One of the parts of our strategic plan is look at the conservation of wildlife generally and the main components of that stream of our work is to look at what’s going to happen to whales. Are they going to recover? That’s a big question and also what’s going to happen to penguins, seals, flying birds and so on. We need to know about the dynamics of those populations, how many are there, what are the key drivers of the populations and what will affect their change.

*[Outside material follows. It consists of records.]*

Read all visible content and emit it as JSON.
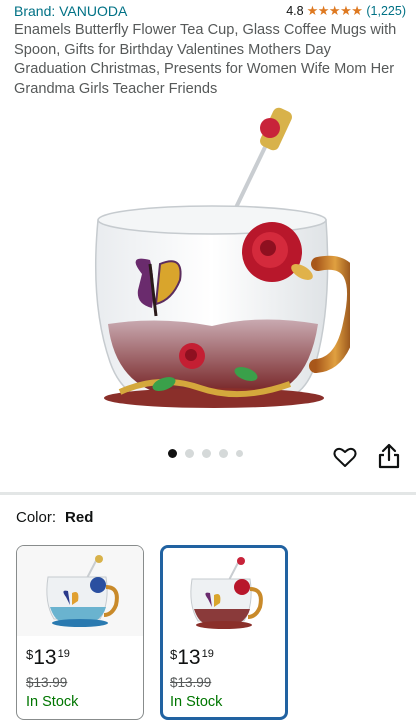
{
  "header": {
    "brand": "Brand: VANUODA",
    "rating_value": "4.8",
    "stars": "★★★★★",
    "rating_count": "(1,225)",
    "title": "Enamels Butterfly Flower Tea Cup, Glass Coffee Mugs with Spoon, Gifts for Birthday Valentines Mothers Day Graduation Christmas, Presents for Women Wife Mom Her Grandma Girls Teacher Friends"
  },
  "gallery": {
    "image_count": 5,
    "active_index": 0
  },
  "actions": {
    "favorite_icon": "heart-icon",
    "share_icon": "share-icon"
  },
  "variation": {
    "label": "Color:",
    "selected": "Red",
    "options": [
      {
        "currency": "$",
        "whole": "13",
        "fraction": "19",
        "list_price": "$13.99",
        "stock": "In Stock"
      },
      {
        "currency": "$",
        "whole": "13",
        "fraction": "19",
        "list_price": "$13.99",
        "stock": "In Stock"
      }
    ]
  },
  "colors": {
    "link": "#007185",
    "stars": "#de7921",
    "in_stock": "#007600",
    "selected_border": "#2162a1"
  }
}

There are two main areas of interest for Australia in managing fisheries. There’s the fisheries for toothfish and ice fish at Heard Island and McDonald Islands in the Southern Indian Ocean and there’s also the potential for krill fishing in the higher latitudes around eastern Antarctica. Those two types of fisheries present various problems for the mission on the Conservation of Antarctic Marine Living Resources, CAMLR for short. CAMLR, it’s the only international convention designed to ensure conservation of marine living resources in a region and then having requirements for how fishing can be undertaken to be consistent with conservation. So for krill fisheries, the questions that many Australian scientists have been addressing is what could the impacts of a krill fishery have on predators of krill. What we need to know about is, what could the impacts of krill fishing have on the recovery of whales? So we need to know about, well how many whales are there? What do they need in relation to krill? And then, how can we be sure that they can retain that food supply with an escalation of the krill fishery?
The Australian fishing industry has been successful in getting marine stewardship council certification for both the the Patagonian tooth fish and the mackerel ice fish fisheries at Heard Island and that’s a substantial achievement. That’s a recognition that the management practices and the research in the region will deliver sustainable fisheries in the long-term.
There are a number of research programs that we need to continue in the region so with the fishing industry and the Australian Fisheries Management Authority, scientists here at the Australian Antarctic Division have been looking at what the effects of fishing might be on benthic habitats, both trawling and long lining and trying to develop a better understanding of how the fisheries can be managed in such a way that the conservation of benthic habitats will be achieved in the long-term.
There’s been an agenda to establish a representative system of marine protected areas globally. The deadline is 2012 to try and have substantial progress towards that and Australia sees that the establishment of marine protected areas in eastern Antarctica can not only help conserve marine biodiversity but also provide reference areas we need to understand the dynamics of these ecosystems.
So our teams have a number of different components. We have laboratory technicians, we have our researchers and we have our field staff. What happens with our field staff is that they’re specially trained people that can deploy our nets, can tag different kinds of animals, can basically live in the field for long periods and monitoring animals. Tracking where they go in the ocean, what food they’ve eaten, and basically have to live in Antarctica up to six months in some cases.
So our marine research is not just based at the stations but we also use the Australian resupply vessel, the Aurora Australis and we run marine science voyages, anything up to sixty, seventy days where we can try to look at measuring abundance of krill, looking at the abundance of fish, also trying to go to places where we know that the predators go and see what’s there as well. So we try to link our research across the whole ecosystem and get the best we can for the time that we have at sea and also on station.